**BRIEF:** Count every line below that holds "Propiedades". Number only.

**MATERIALS PROVIDED:**
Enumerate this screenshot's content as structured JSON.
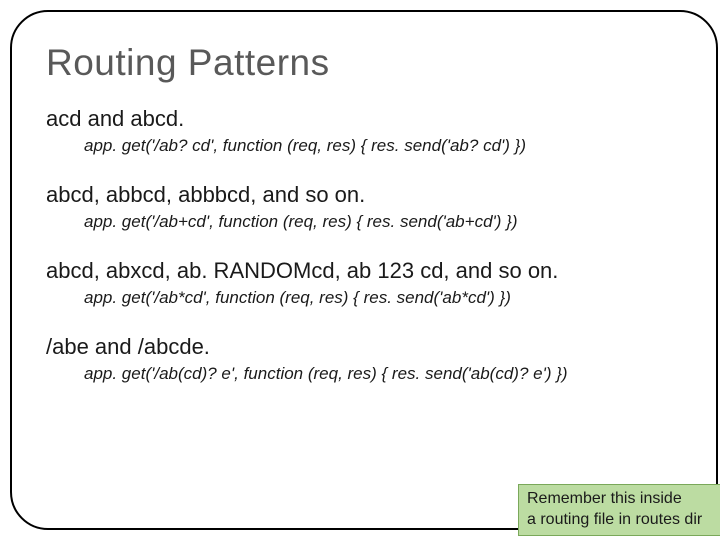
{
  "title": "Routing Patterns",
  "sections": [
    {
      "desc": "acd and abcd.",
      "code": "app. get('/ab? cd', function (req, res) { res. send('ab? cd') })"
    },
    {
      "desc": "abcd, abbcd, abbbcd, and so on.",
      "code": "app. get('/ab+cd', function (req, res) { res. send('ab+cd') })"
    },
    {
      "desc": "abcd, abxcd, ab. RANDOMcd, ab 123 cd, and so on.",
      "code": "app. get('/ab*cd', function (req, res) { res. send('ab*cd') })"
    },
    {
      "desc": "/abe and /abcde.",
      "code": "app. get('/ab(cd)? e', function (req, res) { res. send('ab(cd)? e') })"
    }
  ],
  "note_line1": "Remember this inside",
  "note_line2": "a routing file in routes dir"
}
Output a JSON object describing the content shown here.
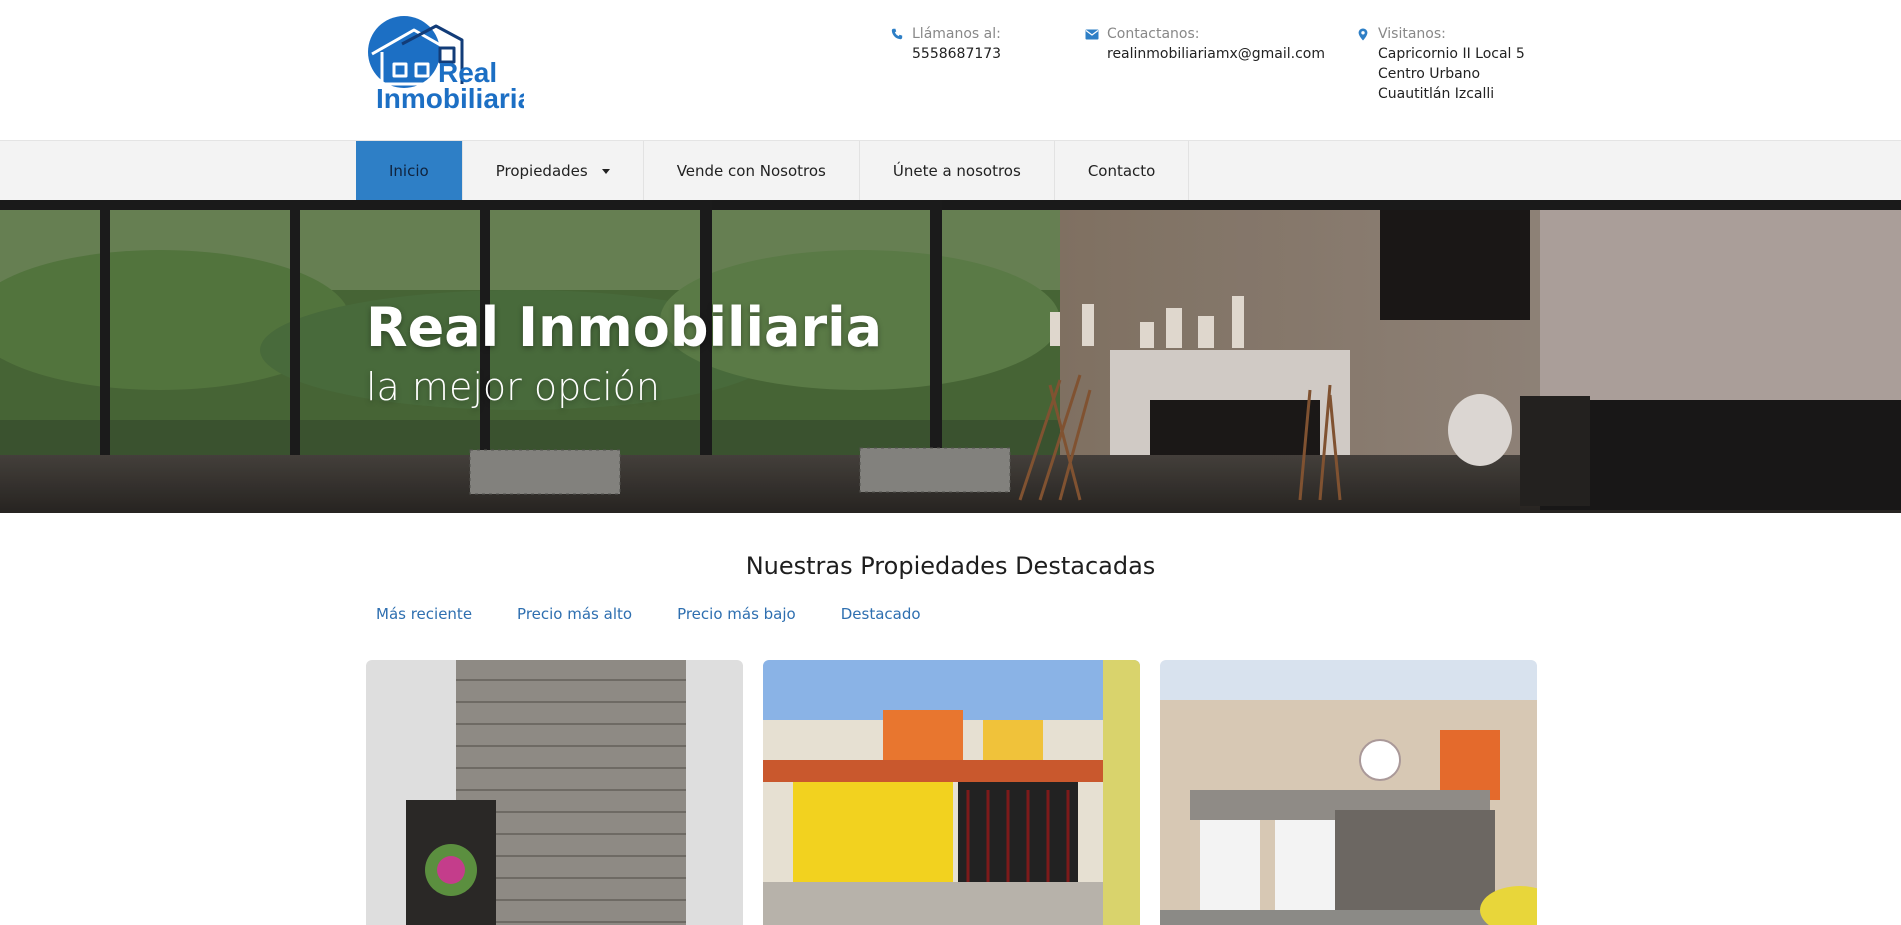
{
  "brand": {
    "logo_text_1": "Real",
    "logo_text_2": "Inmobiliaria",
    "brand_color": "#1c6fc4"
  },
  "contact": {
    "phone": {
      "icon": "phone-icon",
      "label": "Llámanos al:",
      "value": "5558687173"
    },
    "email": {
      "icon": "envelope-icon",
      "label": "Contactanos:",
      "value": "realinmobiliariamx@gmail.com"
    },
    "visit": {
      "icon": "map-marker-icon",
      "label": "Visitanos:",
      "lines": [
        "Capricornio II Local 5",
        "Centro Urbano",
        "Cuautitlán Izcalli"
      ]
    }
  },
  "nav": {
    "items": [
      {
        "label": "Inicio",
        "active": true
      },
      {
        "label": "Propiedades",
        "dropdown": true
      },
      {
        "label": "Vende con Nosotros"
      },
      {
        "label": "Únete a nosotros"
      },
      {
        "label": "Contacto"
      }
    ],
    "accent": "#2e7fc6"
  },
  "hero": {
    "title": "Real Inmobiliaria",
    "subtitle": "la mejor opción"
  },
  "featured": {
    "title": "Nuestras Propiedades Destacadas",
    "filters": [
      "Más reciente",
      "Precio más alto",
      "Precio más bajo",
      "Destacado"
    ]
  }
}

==

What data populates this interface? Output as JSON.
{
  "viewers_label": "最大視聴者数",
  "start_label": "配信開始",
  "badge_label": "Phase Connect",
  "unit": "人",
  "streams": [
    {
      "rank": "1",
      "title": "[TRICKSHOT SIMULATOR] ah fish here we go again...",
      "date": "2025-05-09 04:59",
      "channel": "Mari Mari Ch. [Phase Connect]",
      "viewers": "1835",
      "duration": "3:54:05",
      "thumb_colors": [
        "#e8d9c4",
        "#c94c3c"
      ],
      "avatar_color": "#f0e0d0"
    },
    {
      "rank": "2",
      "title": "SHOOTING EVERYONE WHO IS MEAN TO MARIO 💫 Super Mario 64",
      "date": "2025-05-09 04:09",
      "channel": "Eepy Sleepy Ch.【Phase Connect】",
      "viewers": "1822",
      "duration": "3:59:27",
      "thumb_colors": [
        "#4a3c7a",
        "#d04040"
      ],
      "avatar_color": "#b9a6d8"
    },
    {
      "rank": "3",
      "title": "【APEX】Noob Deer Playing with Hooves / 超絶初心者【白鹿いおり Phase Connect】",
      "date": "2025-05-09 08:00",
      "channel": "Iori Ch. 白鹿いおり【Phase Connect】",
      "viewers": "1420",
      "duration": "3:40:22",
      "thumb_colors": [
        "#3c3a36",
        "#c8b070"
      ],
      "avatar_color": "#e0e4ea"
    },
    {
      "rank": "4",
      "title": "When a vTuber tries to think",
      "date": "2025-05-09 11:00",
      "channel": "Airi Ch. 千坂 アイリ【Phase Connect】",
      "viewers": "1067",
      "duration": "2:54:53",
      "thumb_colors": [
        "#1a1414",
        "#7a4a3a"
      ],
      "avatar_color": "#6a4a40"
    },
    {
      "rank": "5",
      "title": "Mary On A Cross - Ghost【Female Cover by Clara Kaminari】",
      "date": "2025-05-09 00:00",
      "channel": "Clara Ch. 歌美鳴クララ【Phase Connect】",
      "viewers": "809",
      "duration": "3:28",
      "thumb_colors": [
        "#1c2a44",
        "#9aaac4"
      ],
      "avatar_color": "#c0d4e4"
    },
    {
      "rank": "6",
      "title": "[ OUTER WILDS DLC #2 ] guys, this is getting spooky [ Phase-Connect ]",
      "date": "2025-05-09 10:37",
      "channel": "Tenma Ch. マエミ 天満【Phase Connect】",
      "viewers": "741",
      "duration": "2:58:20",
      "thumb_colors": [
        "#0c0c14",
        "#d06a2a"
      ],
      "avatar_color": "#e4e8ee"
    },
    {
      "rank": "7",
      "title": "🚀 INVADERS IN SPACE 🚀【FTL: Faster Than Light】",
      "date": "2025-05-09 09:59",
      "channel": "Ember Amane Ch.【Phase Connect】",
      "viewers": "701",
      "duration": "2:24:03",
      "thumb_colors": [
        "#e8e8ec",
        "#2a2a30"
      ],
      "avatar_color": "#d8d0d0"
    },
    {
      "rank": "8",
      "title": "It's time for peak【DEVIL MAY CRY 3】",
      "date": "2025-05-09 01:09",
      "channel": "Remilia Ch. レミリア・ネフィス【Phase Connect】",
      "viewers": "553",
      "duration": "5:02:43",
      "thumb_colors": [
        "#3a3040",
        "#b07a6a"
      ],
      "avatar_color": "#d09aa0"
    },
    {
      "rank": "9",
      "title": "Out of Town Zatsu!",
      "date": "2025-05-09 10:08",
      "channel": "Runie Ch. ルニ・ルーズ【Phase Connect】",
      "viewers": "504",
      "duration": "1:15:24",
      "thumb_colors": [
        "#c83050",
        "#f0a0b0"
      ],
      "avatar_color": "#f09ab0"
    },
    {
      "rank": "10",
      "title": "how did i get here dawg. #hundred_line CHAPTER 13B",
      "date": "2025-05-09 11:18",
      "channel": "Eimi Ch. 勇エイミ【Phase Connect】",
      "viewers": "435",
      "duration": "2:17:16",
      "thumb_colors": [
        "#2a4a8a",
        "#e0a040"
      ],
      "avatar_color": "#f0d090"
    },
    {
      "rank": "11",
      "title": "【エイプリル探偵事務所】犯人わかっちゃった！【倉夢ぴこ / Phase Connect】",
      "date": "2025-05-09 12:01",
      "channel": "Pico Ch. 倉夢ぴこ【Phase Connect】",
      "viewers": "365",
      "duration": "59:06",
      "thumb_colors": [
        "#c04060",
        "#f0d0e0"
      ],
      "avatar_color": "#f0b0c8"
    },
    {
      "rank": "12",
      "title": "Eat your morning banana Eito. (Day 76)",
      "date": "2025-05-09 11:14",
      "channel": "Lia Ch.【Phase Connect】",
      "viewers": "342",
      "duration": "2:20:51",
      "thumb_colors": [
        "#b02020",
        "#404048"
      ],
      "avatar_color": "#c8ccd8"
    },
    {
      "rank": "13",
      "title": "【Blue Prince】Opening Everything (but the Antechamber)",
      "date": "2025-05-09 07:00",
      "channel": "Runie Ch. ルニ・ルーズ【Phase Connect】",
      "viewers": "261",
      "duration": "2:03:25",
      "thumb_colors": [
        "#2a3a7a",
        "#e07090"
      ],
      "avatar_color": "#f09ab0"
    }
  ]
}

**OUTPUT FOR THIS EXERCISE:** 2